Stay Close (Netflix series) MAJOR SPOILER ALERT!
Several friends contacted me this week. They felt, bless them, they needed to get in touch to ask me whether I was still standing by him. There was no need to name names, we all knew they meant Boris.
My answers boiled down to something along the lines of, somebody has to, and it looks like it’s me.
I am acutely aware that soon, I might be the last woman standing. Or perhaps Priti and I, long after Carrie leaves.
But I am worried.
Horoscope writers must be loving this week’s developments; ‘Days ahead not looking good for you, if your name is Andrew or Boris’.
I am not keen on conspiracy theories, but this current slow burning attack on the PM feels well planned and premeditated. Somebody has been gathering ammunition, waiting to pounce, and this week, pounce they certainly did. My money is on Cummings, the creepy king maker, but I cannot rule out Gove the career backstabber, Theresa May hellbent on revenge, or even the smooth operator, prince of furlough, Rishi Sunak.
Cummings is the most likely candidate because he knows where all the bodies are buried, which means he can manipulate the situation any way he pleases. Not unlike the lovely Lorraine and her impressive collection of corpses in Stay Close.
One of my friends who got in touch suggested that it might be the latest Mrs Johnson herself doing the dirty on her husband, as she decided enough was enough and longed for a proper family life. Sweet and romantic as this idea is, I suspect she prefers to be married to the PM, rather than to an ageing, overweight dishevelled has-been he might become in not very distant future.
Why do I still stand by him?
I have several answers, all of them shallow and disappointing to everybody who feels genuine anger and moral outrage right now.
One reason for my ongoing loyalty might be that in movies, I often side with a villain. I am willing the script writers to allow the serial killer to get away with it, I cheered Hannibal Lecter on. Just something I do.
Another explanation might be my own moral decrepitude, but, I hasten to add that my sympathy does not extend to Prince Andrew. My dodgy morality is still kind of selective, it favours cannibal killers and rule breaking Tory Prime Ministers, but draws the line a jowly royal perverts.

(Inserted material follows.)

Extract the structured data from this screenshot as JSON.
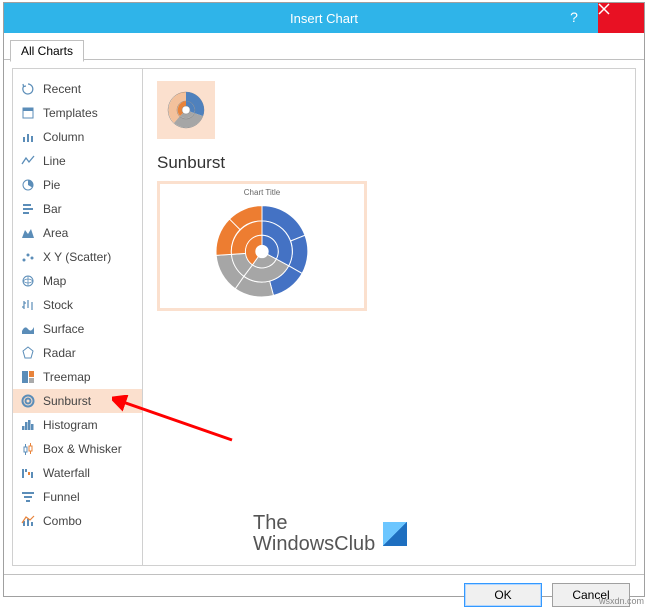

Joking aside, briefly, the real reason for my hanging on is that whatever happens immediately after Boris, politics will return to its dire dullness, which it was plagued by pre-Boris. His trademark effervescent enthusiasm, confidence and optimism will be hard to replace. Nobody does buoyant belief in Britain like he does. No matter who replaces him, it will be a turn towards uninspiring boredom.
PMQs between Starmer and Hunt? Kill me now.
Another friend of mine decided to really test my Boris boundaries. She used a cunning what if question to probe what would make me finally abandon him. What if, she said, we were to find out that Boris had been to Jeffrey Epstein’s parties too, would that change my steadfast loyalty to him. That caused me considerable distress. I wish I could un-hear the question. The answer is that in those circumstances my last remaining scraps of decency would kick in, compelling me to ditch Boris, which in turn would create a vacancy for my hero-worship figure.
This would pose a problem, as I believe we are experiencing a depressing deficit of decent candidates to admire in politics.
As a diehard Conservative, I have a potential pool of 360 MPs to choose from.
Let’s have a look.
There is Jacob Rees-Mogg, whom I love to bits for his gorgeously Victorian demeanor and a voice to die for. His floccinaucinihilipilification moment alone would have been enough to have earned him my undying devotion, but I do recognise that he comes short. He is perfect for Somerset on a hazy summer day with a glass of cloudy lemonade, and his reclining skills are second to none, but I have to admit, with a heavy heart, that he is not quite suitable for much else.
Sadly, that’s it. Nobody else among the current MP cohort makes me feel in the slightest way excited about politics. The good news is that after Boris goes, because I do fear his days are numbered, and it’s a steadily decreasing number, I will refrain from commenting on politics, until another Boris like figure emerges. And that is a promise.